They say that knowledge is power, and there’s a lot of truth to that, but you could say something different about the world of ecommerce: that knowledge is money.
The more you know about what your customers want, how they act, and what drives them, the more effectively you can market to them, cater to their needs, and drive them to convert.
The big question is how you can collect as much data as you can without breaking any privacy laws.
Platforms like Google Analytics and Finteza can give you a lot of insight into where your site users come from and how they interact with the site, based on their referring channel.
Most web analytics platforms also collect demographics data behind web traffic. That data includes average age, interests, household income, devices they ate using, countries and cities they access your site from.
This is a great deal of information to create buyer personas to better relate to your customers.
Keyword research can also help you and your team understand your target customers better. By analyzing searching patterns and questions your target audience tends to ask online, you will be able to relate to their problems, needs, etc.
Even simply searching Google and scrolling through results will help you understand your niche better:
Keyword research is much more than a regular SEO task marketers perform when creating and optimizing content. Keyword research helps them understand the problems their target audience is dealing with and align their marketing strategy to solving those problems in a more efficient way.
Social media offers lots of opportunities for direct communication with your customers, as well as generating information on what they discuss or how they feel about you or your competitors.
First, conduct research into which channels, topics and influencers your target audience typically shows interest in.
Do they prefer Twitter? Facebook? Snapchat, perhaps? Do they post frequently, share existing content, or just lurk? How do they express themselves?
Sparktoro is a great tool that helps identify where your target audience spends time, who they are influenced by and which sites they like to read:
Once you’ve tracked them down and become somewhat familiar with how they approach social media, start getting involved in discussions. Ask whatever questions you think are worth asking, and if pressed on why, provide an honest answer: that you’re trying to learn more about your target audience so you can offer a better service and make more sales. No one will have a problem with that because it’s a win-win situation.
Awario is another great tool to collect data from public social media channels. Set up brand monitoring for your business and your competitors and let the tool collect important information on online sentiment and trends for your target market:

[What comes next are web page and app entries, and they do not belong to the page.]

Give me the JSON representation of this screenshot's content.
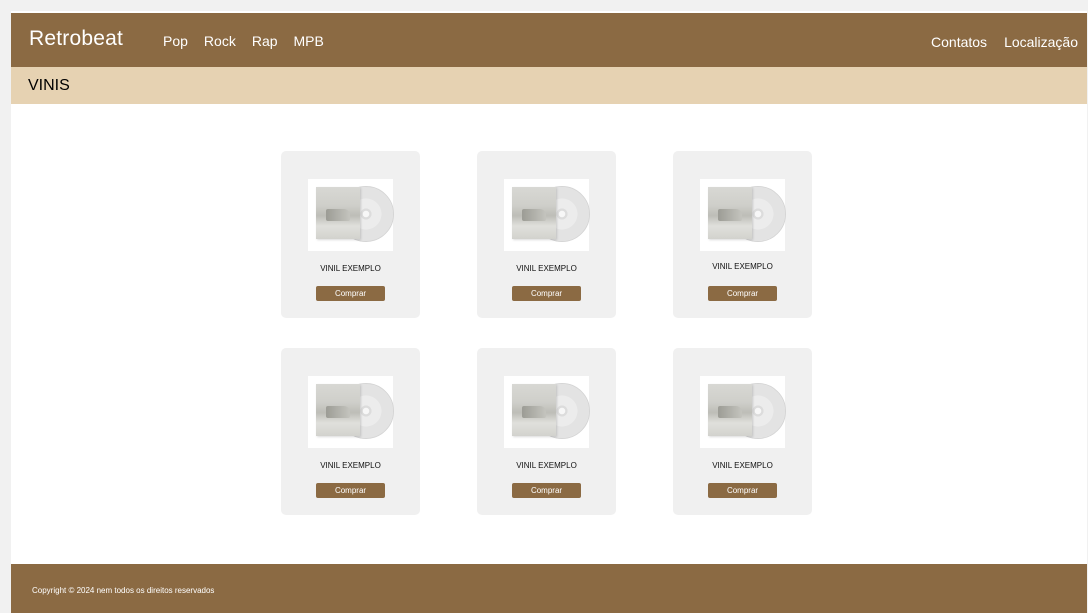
{
  "header": {
    "brand": "Retrobeat",
    "nav_left": [
      "Pop",
      "Rock",
      "Rap",
      "MPB"
    ],
    "nav_right": [
      "Contatos",
      "Localização"
    ]
  },
  "section": {
    "title": "VINIS"
  },
  "products": [
    {
      "title": "VINIL EXEMPLO",
      "button": "Comprar",
      "image": "vinyl-record-image"
    },
    {
      "title": "VINIL EXEMPLO",
      "button": "Comprar",
      "image": "vinyl-record-image"
    },
    {
      "title": "VINIL EXEMPLO",
      "button": "Comprar",
      "image": "vinyl-record-image"
    },
    {
      "title": "VINIL EXEMPLO",
      "button": "Comprar",
      "image": "vinyl-record-image"
    },
    {
      "title": "VINIL EXEMPLO",
      "button": "Comprar",
      "image": "vinyl-record-image"
    },
    {
      "title": "VINIL EXEMPLO",
      "button": "Comprar",
      "image": "vinyl-record-image"
    }
  ],
  "footer": {
    "copyright": "Copyright © 2024 nem todos os direitos reservados"
  },
  "colors": {
    "primary": "#8b6a43",
    "section_bg": "#e6d2b2",
    "card_bg": "#f0f0f0"
  }
}
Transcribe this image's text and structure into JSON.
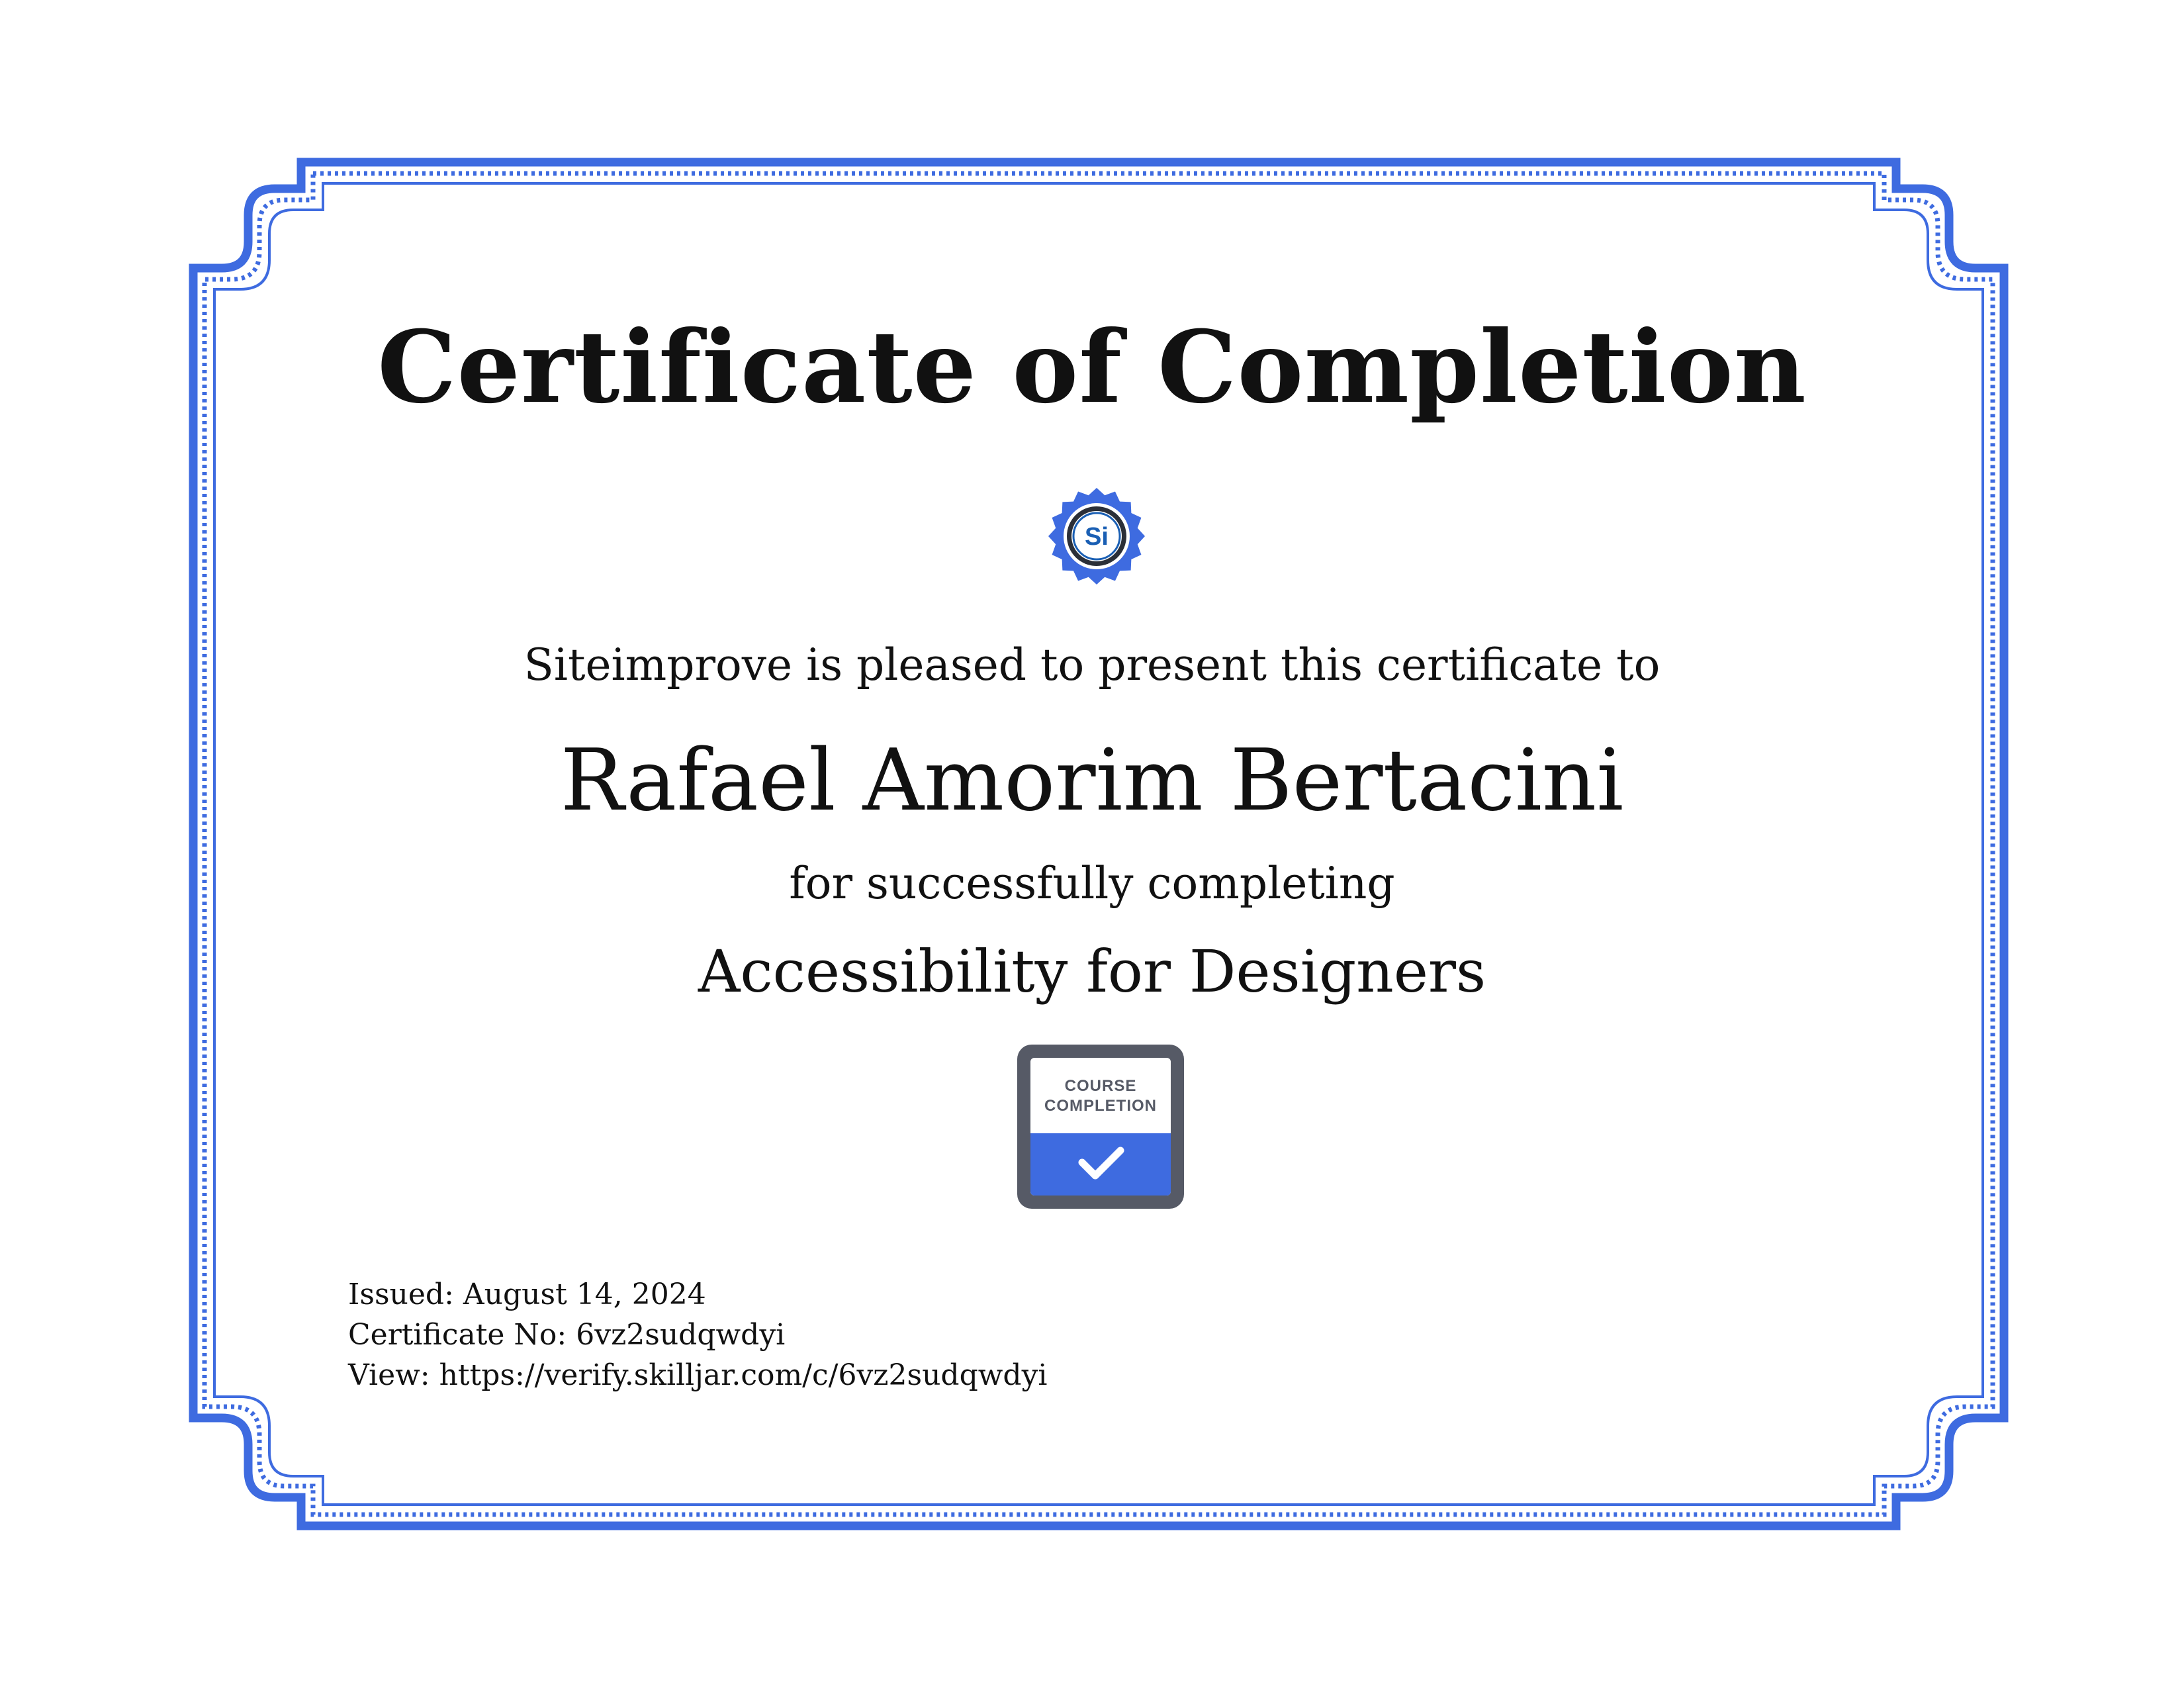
{
  "certificate": {
    "title": "Certificate of Completion",
    "presented_line": "Siteimprove is pleased to present this certificate to",
    "recipient": "Rafael Amorim Bertacini",
    "completing_line": "for successfully completing",
    "course": "Accessibility for Designers"
  },
  "seal": {
    "text": "Si",
    "icon": "siteimprove-seal-icon"
  },
  "badge": {
    "line1": "COURSE",
    "line2": "COMPLETION",
    "icon": "checkmark-icon"
  },
  "meta": {
    "issued": "Issued: August 14, 2024",
    "certificate_no": "Certificate No: 6vz2sudqwdyi",
    "view": "View: https://verify.skilljar.com/c/6vz2sudqwdyi"
  },
  "colors": {
    "border": "#3e6be0",
    "text": "#111111",
    "badge_gray": "#565a66",
    "seal_blue": "#1a5fb4"
  }
}
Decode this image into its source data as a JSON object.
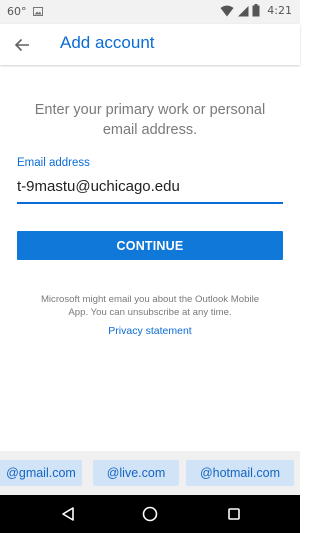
{
  "status_bar": {
    "temperature": "60°",
    "time": "4:21",
    "icons": [
      "image-icon",
      "wifi-icon",
      "signal-icon",
      "battery-icon"
    ]
  },
  "app_bar": {
    "title": "Add account",
    "back_icon": "arrow-left-icon"
  },
  "form": {
    "instruction": "Enter your primary work or personal email address.",
    "email_label": "Email address",
    "email_value": "t-9mastu@uchicago.edu",
    "continue_label": "CONTINUE"
  },
  "footer": {
    "disclaimer": "Microsoft might email you about the Outlook Mobile App. You can unsubscribe at any time.",
    "privacy_link": "Privacy statement"
  },
  "suggestions": [
    "@gmail.com",
    "@live.com",
    "@hotmail.com"
  ],
  "nav_bar": {
    "icons": [
      "back-triangle-icon",
      "home-circle-icon",
      "recents-square-icon"
    ]
  },
  "colors": {
    "accent": "#0a6cd6",
    "button": "#0f78d8",
    "chip_bg": "#d1e3f7",
    "muted_text": "#7a7a7a"
  }
}
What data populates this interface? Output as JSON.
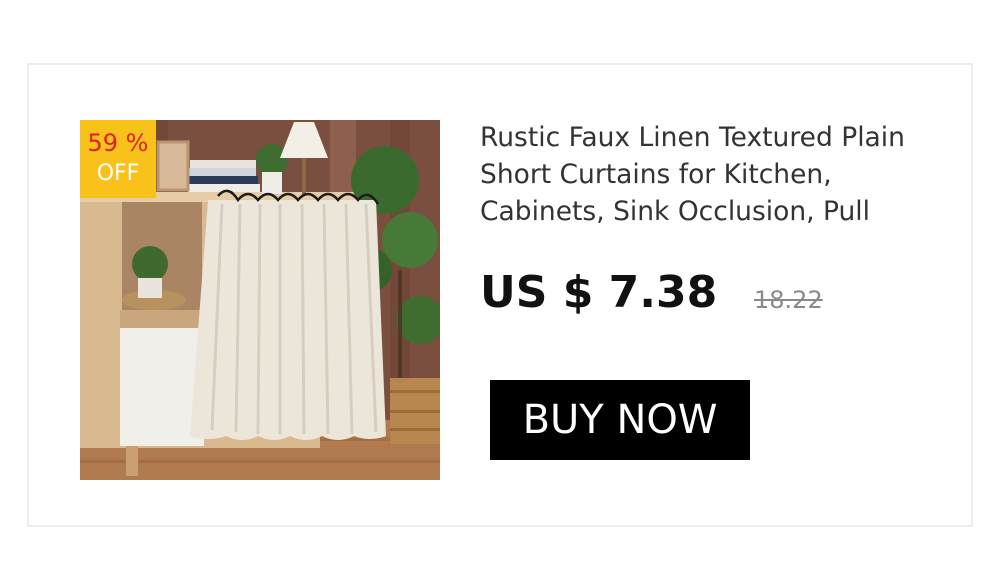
{
  "product": {
    "title": "Rustic Faux Linen Textured Plain Short Curtains for Kitchen, Cabinets, Sink Occlusion, Pull",
    "image_alt": "Linen short curtain hanging under a wooden cabinet",
    "discount": {
      "percent": "59 %",
      "label": "OFF"
    },
    "price": {
      "current": "US $ 7.38",
      "original": "18.22"
    },
    "buy_button_label": "BUY NOW"
  },
  "colors": {
    "badge_background": "#f8c21b",
    "badge_percent_text": "#e0201e",
    "button_background": "#000000",
    "button_text": "#ffffff",
    "original_price": "#8a8a8a"
  }
}
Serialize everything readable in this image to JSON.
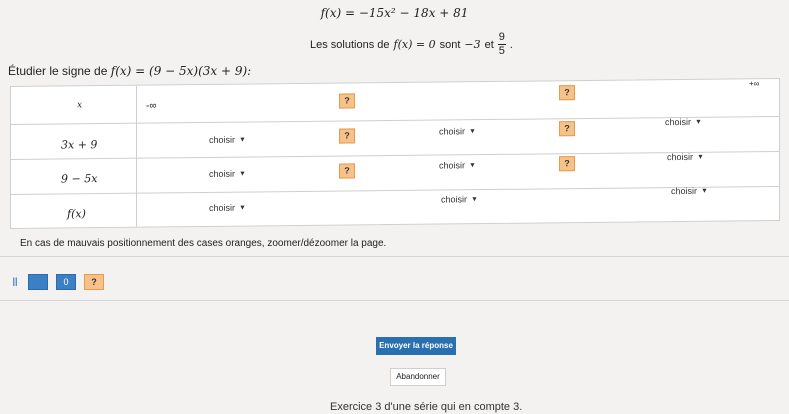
{
  "header": {
    "function_def": "f(x) = −15x² − 18x + 81",
    "solutions_prefix": "Les solutions de",
    "solutions_fx": "f(x) = 0",
    "solutions_mid": "sont",
    "solution_1": "−3",
    "solutions_and": "et",
    "solution_2_num": "9",
    "solution_2_den": "5",
    "solutions_end": "."
  },
  "task": {
    "text": "Étudier le signe de",
    "expression": "f(x) = (9 − 5x)(3x + 9):"
  },
  "table": {
    "x_label": "x",
    "minus_inf": "-∞",
    "plus_inf": "+∞",
    "rows": [
      {
        "label": "3x + 9"
      },
      {
        "label": "9 − 5x"
      },
      {
        "label": "f(x)"
      }
    ],
    "placeholder": "?",
    "select_label": "choisir"
  },
  "hint": "En cas de mauvais positionnement des cases oranges, zoomer/dézoomer la page.",
  "toolbar": {
    "pause": "||",
    "zero": "0",
    "question": "?"
  },
  "buttons": {
    "submit": "Envoyer la réponse",
    "abandon": "Abandonner"
  },
  "footer": "Exercice 3 d'une série qui en compte 3."
}
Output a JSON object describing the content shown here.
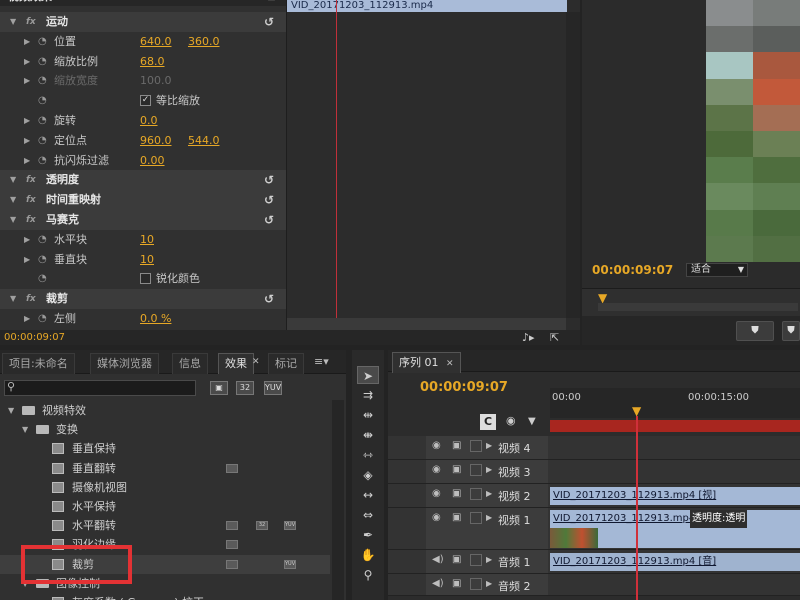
{
  "effect_controls": {
    "title": "视频效果",
    "clip_name": "VID_20171203_112913.mp4",
    "timecode": "00:00:09:07",
    "rows": [
      {
        "label": "运动",
        "kind": "section"
      },
      {
        "label": "位置",
        "v1": "640.0",
        "v2": "360.0"
      },
      {
        "label": "缩放比例",
        "v1": "68.0"
      },
      {
        "label": "缩放宽度",
        "v1": "100.0",
        "dim": true
      },
      {
        "label": "等比缩放",
        "kind": "checkbox",
        "checked": true
      },
      {
        "label": "旋转",
        "v1": "0.0"
      },
      {
        "label": "定位点",
        "v1": "960.0",
        "v2": "544.0"
      },
      {
        "label": "抗闪烁过滤",
        "v1": "0.00"
      },
      {
        "label": "透明度",
        "kind": "section"
      },
      {
        "label": "时间重映射",
        "kind": "section"
      },
      {
        "label": "马赛克",
        "kind": "section"
      },
      {
        "label": "水平块",
        "v1": "10"
      },
      {
        "label": "垂直块",
        "v1": "10"
      },
      {
        "label": "锐化颜色",
        "kind": "checkbox",
        "checked": false
      },
      {
        "label": "裁剪",
        "kind": "section"
      },
      {
        "label": "左侧",
        "v1": "0.0 %"
      }
    ]
  },
  "program_monitor": {
    "timecode": "00:00:09:07",
    "fit_label": "适合",
    "mosaic_colors": [
      "#8a8d8e",
      "#787c7a",
      "#6b6e6c",
      "#5b5e5c",
      "#a8c6c2",
      "#a9583e",
      "#7a8f6e",
      "#c2593a",
      "#5c7448",
      "#a46e54",
      "#4d6a3a",
      "#6b8055",
      "#5a7d4c",
      "#4f6e3e",
      "#6a8a5e",
      "#5f7f52",
      "#587a4a",
      "#4a6a3c",
      "#5c7a4e",
      "#526f43"
    ]
  },
  "project_panel": {
    "tabs": [
      "项目:未命名",
      "媒体浏览器",
      "信息",
      "效果",
      "标记"
    ],
    "active_tab": 3,
    "type_badges": [
      "32",
      "YUV"
    ],
    "tree": [
      {
        "label": "视频特效",
        "level": 0,
        "kind": "folder",
        "open": true
      },
      {
        "label": "变换",
        "level": 1,
        "kind": "folder",
        "open": true
      },
      {
        "label": "垂直保持",
        "level": 2,
        "kind": "effect",
        "badges": []
      },
      {
        "label": "垂直翻转",
        "level": 2,
        "kind": "effect",
        "badges": [
          "a"
        ]
      },
      {
        "label": "摄像机视图",
        "level": 2,
        "kind": "effect",
        "badges": []
      },
      {
        "label": "水平保持",
        "level": 2,
        "kind": "effect",
        "badges": []
      },
      {
        "label": "水平翻转",
        "level": 2,
        "kind": "effect",
        "badges": [
          "a",
          "32",
          "YUV"
        ]
      },
      {
        "label": "羽化边缘",
        "level": 2,
        "kind": "effect",
        "badges": [
          "a"
        ]
      },
      {
        "label": "裁剪",
        "level": 2,
        "kind": "effect",
        "badges": [
          "a",
          "YUV"
        ],
        "highlighted": true
      },
      {
        "label": "图像控制",
        "level": 1,
        "kind": "folder",
        "open": true
      },
      {
        "label": "灰度系数 ( Gamma ) 校正",
        "level": 2,
        "kind": "effect",
        "badges": []
      }
    ]
  },
  "sequence": {
    "tab": "序列 01",
    "timecode": "00:00:09:07",
    "ruler_labels": [
      "00:00",
      "00:00:15:00"
    ],
    "tracks": [
      {
        "name": "视频 4"
      },
      {
        "name": "视频 3"
      },
      {
        "name": "视频 2",
        "clip": "VID_20171203_112913.mp4 [视]"
      },
      {
        "name": "视频 1",
        "clip": "VID_20171203_112913.mp4",
        "clip_extra": "透明度:透明"
      },
      {
        "name": "音频 1",
        "clip": "VID_20171203_112913.mp4 [音]"
      },
      {
        "name": "音频 2"
      }
    ]
  }
}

If you don’t currently have any follow-up in the post-purchase period, you’re missing out in some major ways.
Firstly, it’s great for customer retention if you make an effort to keep in touch with people after they’ve bought from you: thank them for their purchase, give them some kind of minor incentive to return (a slight discount on their next order, perhaps), and generally wish them well.
Secondly, it’s a great time to gain some notable insights into how your customers perceive your brand and your product — and to do this, you should set up some automated post-purchase surveys.
You could configure the first survey to go out five days after an order has been fulfilled, for instance (allowing enough time for the product, or products, to be received and tested), then send another one after a month. Anyone who’s bought from you clearly sees some value in your business, so they’re unlikely to deceive you: the feedback they provide will be relevant and potentially very useful.
Social proof is a big deal for online businesses. We tend to instinctively want to make decisions that others would agree with, and fear being thought abnormal in our thinking — so being shown evidence that a product is popular with others has a lot of power in convincing shoppers that it’s worth their time and money. Specific testimonials can be even more impactful: reading about specifically why someone chose to buy a given product.
But that isn’t the only reason to interview happy customers: it’s also a fantastic way to gather feedback, because it makes them feel important and valued.
If they know they’re going to be featured on your website, they’ll be more than willing to talk at length about their problems and why they ultimately decided to buy from you. You can use that insight to make improvements: addressing their criticism and aligning your site to their needs.
One of the biggest issues with online interaction in general (not merely when it concerns ecommerce) is that it can’t replicate the overall experience of meeting your customers in real life and having a regular conversation with them. Even if you host virtual events with your clients, it’s not exactly the same.
Due to this, there’s a lot of value in creating opportunities to engage with your prospective customers in person — and the way to do that is by using real-world events. You can host them (e.g. arranging an industry gathering) or attend them. Either way, you’d get to speak to prospects, which would help a great deal with understanding them.
The more you know about the people you’re trying to sell to, the better you can position your product (what you sell, how you present it, and the nature of your brand) to suit them. In the end, you need to give people what they want, and there’s really no way around that — so make a commitment to gathering the data and, more importantly, using that data to make your product better and your website more user-friendly.